### Exercise aim
Report each line of the data that includes the word "photo".

Data about app and page elements:
☆ ☆ ☆ ☆ ☆
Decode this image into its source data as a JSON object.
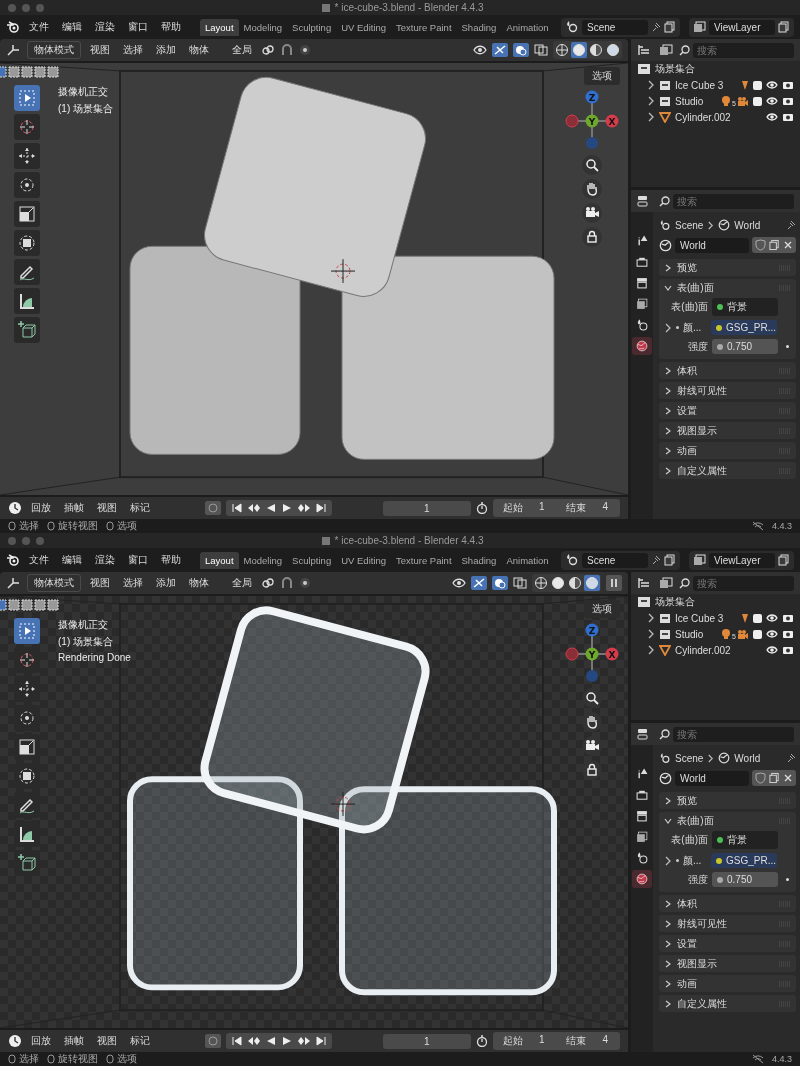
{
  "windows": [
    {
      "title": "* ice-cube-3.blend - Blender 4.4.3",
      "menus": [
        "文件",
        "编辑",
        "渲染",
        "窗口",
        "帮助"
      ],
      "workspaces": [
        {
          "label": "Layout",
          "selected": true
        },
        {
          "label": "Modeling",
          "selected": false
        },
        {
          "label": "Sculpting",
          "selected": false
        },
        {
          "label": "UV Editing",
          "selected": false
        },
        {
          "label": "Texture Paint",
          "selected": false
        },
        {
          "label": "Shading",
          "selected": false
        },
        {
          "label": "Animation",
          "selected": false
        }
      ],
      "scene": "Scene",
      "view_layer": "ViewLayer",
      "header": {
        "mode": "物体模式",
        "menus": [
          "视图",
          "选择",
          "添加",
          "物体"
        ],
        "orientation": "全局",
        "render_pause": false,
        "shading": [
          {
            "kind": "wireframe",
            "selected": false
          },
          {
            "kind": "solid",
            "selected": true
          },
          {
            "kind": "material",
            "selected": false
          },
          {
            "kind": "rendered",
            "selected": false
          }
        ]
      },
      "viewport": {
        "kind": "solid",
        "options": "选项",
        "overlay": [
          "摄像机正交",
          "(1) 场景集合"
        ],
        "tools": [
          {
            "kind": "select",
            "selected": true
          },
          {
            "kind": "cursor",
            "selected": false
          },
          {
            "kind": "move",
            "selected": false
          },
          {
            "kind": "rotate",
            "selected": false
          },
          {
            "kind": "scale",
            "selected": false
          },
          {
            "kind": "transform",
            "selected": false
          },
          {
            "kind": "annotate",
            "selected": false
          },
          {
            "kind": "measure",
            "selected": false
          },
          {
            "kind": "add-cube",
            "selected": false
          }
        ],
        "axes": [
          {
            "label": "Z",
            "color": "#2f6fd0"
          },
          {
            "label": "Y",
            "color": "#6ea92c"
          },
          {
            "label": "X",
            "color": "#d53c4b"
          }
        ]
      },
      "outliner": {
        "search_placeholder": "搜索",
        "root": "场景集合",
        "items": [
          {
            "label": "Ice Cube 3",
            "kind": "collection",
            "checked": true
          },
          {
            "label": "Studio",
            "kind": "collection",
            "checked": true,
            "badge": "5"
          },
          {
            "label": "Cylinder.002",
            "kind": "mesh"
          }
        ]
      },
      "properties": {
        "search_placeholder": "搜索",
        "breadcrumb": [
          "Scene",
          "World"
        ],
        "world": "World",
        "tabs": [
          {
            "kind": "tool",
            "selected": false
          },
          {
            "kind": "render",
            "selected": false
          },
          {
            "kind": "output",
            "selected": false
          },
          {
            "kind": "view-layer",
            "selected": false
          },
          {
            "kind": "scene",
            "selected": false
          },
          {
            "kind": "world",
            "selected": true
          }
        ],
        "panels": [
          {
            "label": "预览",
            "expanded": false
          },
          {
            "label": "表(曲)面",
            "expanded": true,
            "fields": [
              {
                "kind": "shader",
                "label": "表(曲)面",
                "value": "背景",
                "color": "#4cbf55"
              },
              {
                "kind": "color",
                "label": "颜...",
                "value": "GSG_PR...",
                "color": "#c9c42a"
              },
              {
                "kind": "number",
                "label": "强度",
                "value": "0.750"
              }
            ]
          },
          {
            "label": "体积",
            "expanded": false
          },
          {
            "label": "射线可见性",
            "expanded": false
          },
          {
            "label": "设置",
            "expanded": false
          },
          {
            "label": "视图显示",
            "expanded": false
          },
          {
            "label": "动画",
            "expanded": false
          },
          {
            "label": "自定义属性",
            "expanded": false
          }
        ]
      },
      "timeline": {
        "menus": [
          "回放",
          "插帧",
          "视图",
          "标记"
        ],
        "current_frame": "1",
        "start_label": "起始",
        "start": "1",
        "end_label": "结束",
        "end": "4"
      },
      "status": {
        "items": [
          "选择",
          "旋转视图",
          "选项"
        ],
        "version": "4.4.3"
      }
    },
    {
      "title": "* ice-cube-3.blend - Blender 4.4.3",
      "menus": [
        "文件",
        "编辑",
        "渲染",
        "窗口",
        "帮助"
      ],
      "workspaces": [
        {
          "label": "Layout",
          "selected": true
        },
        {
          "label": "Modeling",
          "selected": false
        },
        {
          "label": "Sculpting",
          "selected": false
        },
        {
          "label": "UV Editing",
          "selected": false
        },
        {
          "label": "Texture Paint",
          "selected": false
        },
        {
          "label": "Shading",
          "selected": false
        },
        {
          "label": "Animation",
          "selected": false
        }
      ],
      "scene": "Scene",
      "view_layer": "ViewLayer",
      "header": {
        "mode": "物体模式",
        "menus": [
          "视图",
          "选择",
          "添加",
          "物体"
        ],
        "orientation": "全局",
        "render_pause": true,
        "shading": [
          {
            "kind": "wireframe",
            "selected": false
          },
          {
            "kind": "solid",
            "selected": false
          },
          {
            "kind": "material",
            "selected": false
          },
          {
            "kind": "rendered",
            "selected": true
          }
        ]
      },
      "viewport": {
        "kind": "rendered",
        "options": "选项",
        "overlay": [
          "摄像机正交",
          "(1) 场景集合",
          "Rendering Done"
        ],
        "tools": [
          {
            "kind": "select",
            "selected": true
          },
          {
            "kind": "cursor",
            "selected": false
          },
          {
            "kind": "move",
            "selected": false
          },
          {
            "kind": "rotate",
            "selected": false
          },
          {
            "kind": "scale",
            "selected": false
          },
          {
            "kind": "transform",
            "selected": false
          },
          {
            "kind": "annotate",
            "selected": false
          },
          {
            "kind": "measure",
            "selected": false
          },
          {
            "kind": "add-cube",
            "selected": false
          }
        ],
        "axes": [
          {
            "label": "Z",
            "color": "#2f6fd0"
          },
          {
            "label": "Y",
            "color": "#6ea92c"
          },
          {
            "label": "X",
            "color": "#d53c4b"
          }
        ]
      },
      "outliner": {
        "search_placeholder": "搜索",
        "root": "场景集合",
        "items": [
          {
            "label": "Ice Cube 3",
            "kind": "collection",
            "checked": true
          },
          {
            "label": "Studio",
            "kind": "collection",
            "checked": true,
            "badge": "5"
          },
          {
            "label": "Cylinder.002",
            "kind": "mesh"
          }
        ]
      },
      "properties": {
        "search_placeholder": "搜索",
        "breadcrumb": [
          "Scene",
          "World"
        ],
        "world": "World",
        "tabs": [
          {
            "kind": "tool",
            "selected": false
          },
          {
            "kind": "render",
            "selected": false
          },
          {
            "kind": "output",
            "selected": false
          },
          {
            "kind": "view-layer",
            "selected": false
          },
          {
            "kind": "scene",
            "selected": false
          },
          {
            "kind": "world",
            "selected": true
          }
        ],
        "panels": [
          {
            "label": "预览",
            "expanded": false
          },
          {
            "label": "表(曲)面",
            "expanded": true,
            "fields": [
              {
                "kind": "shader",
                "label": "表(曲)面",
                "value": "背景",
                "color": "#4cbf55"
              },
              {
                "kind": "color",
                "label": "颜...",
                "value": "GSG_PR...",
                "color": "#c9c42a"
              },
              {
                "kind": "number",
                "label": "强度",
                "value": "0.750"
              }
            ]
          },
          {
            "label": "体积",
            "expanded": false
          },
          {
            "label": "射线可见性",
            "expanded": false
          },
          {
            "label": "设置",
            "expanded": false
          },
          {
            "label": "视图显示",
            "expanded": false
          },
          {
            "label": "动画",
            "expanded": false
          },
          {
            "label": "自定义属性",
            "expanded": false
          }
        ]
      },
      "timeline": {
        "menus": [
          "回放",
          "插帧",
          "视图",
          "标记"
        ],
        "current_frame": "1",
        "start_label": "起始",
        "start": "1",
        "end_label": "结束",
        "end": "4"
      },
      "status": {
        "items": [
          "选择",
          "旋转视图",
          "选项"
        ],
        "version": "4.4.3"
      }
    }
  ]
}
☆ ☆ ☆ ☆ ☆
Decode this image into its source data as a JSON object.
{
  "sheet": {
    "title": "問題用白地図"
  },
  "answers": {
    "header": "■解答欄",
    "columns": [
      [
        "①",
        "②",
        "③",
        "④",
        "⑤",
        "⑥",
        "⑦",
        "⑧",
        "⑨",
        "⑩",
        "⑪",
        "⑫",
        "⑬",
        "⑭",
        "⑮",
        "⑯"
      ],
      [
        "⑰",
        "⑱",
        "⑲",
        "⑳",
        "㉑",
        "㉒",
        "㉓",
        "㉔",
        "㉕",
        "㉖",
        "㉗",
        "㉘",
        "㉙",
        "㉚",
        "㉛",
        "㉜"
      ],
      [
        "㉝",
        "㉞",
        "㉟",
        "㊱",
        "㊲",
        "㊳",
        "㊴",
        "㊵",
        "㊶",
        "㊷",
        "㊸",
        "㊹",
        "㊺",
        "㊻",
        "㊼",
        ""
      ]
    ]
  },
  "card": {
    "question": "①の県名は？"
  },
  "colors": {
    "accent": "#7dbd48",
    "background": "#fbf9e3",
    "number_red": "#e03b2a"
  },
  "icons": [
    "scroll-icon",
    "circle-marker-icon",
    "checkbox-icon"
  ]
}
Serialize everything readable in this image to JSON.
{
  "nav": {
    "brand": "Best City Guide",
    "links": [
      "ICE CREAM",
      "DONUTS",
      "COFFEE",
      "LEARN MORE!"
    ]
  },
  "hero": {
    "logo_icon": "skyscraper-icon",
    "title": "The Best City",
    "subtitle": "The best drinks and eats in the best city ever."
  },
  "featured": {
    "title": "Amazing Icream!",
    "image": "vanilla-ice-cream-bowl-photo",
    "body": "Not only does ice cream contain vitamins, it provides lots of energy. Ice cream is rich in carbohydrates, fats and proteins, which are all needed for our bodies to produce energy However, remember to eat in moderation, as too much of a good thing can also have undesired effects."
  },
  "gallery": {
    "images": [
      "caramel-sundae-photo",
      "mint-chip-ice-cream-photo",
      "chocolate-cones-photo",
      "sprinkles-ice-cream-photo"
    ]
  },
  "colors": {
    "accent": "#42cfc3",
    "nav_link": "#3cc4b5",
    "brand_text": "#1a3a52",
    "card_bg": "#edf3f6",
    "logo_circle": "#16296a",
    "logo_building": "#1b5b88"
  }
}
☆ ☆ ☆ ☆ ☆
### Result for this task
    "image": "vanilla-ice-cream-bowl-photo",
      "caramel-sundae-photo",
      "mint-chip-ice-cream-photo",
      "chocolate-cones-photo",
      "sprinkles-ice-cream-photo"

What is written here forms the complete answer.